Presenter’s Biography: Dr. Adnan Mahmood is a Postdoctoral Research Fellow with the Department of Computing, Macquarie University, Australia. Before moving to Macquarie University, Adnan has spent a considerable number of years in diverse academic and research settings of the Republic of Ireland (where he has carried research on a project funded under the auspices of the Science Foundation Ireland Research Centre for Future Networks and Communications), Malaysia, Pakistan, and People’s Republic of China. Adnan, over the years, has produced several publications in the form of refereed book chapters, journal articles, and conference papers. He further serves on the Technical Program Committees of several reputed international conferences. Adnan’s research interests include, but are not limited to, the Internet of Things, the Internet of Vehicles, trust management, software-defined networking, cloud computing, edge/fog computing, and next-generation heterogeneous wireless networks. He is a member of the IEEE, IET, and the ACM.
Link to the Presenter’s Webpage:
Overview of the Topic: Over the past few decades, the promising notion of Vehicular Ad hoc Networks (VANETs) has seen a remarkable progress primarily owing to the considerable advancements in both short- and long-range wireless communication technologies for guaranteeing Vehicle-to-Everything (V2X) communication in a bid to ensure that the performance requirements of both safety critical and the non-safety vehicular applications could be realized. V2X communication is a multifaceted ecosystem encompassing Vehicle-to-Vehicle (V2V), Vehicle-to-Infrastructure (V2I), Vehicle-to-Network (V2N), and Vehicle-to-Pedestrian (V2P) communication, thereby facilitating vehicles for not only communicating amongst themselves but also with the supporting roadside infrastructure, backbone network, and vulnerable pedestrians. This has, therefore, empowered the transformation of the old-fashioned VANETs into the Internet of Vehicles (IoV), wherein each entity of a vehicular network is connected to the Internet so as to address numerous shortcomings of the conventional VANETs, including but not limited to, coordination issues between the disparate vehicles traversing at a distance from one another, scalability, ubiquity, and information insufficiency resulting in a poor judgment particularly in safety-critical scenarios.
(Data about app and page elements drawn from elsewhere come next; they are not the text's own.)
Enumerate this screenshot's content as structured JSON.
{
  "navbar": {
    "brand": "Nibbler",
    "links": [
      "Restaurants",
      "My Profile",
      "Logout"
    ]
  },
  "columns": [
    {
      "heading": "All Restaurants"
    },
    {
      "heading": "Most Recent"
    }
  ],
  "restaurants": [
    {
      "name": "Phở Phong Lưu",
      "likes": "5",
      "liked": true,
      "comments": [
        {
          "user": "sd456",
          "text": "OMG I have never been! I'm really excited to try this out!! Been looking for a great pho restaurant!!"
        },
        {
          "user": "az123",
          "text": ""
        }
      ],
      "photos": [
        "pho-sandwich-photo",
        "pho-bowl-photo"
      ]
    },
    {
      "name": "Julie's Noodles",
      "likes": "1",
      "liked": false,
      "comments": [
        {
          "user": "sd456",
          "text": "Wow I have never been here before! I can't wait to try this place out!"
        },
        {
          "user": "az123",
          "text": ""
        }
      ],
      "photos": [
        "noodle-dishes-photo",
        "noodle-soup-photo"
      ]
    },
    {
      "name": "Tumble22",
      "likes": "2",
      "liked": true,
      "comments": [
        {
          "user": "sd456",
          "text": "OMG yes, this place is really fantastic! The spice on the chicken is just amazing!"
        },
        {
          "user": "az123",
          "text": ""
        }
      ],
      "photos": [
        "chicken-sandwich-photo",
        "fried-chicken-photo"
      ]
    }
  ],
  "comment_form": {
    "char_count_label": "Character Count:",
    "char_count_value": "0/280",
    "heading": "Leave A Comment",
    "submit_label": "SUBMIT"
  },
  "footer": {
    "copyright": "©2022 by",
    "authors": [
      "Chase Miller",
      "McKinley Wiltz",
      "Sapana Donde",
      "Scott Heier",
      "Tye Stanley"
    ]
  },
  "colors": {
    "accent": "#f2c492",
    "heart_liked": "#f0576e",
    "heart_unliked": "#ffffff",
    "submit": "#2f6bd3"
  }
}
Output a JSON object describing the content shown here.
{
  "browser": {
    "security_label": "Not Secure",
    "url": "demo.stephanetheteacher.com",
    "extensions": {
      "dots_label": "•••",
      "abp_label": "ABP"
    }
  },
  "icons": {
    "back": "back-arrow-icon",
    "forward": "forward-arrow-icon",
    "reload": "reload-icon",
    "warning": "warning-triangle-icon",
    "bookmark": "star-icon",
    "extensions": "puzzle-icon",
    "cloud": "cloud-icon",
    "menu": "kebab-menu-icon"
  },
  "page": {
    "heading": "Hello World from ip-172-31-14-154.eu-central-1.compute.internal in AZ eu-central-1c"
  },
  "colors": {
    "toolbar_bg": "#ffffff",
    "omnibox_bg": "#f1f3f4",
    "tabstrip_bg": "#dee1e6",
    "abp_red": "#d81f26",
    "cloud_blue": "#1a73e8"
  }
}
However, just as humans socially interact with one another and are always at grave risk of being exposed to false (untrustworthy) interactions, vehicles in an IoV network are also vulnerable to several malicious attacks, which if not mitigated, could result in a number of fatalities on the road. Over the years, several researchers from both academia and industry have proposed conventional cryptographic-based schemes utilizing certificates and public key infrastructures to address these issues. Nevertheless, cryptographic-based solutions are not optimal in the case of an IoV network since vehicles are highly dynamic in their nature and the availability of the supporting infrastructure cannot be guaranteed at all times. Also, cryptographic-based solutions can be compromised by poor key hygiene, compromised trust authorities, and insider attacks, which are insidious (i.e., their failure is not immediately evident) and so can cause catastrophic damage. Accordingly, trust management has been recently proposed by researchers in academia and industry as a way of separating messages and their senders into two disjoint categories: malicious and non-malicious. Trust is a derived quantity and thus needs to be assigned to each vehicle depending on its behavior and is regarded as the confidence (belief) of one vehicle in the vehicle in question and is computed as a weighted aggregate of a diverse range of trustworthiness attributes.
It is thus imperative to design intelligent trust models to detect and accordingly remove malicious vehicles from an IoV network so that secure traffic flows in the context of the smart cities could be realized.
This tutorial is further designed for audiences of all levels, i.e., senior undergraduate and graduate students, academics, and industry professionals.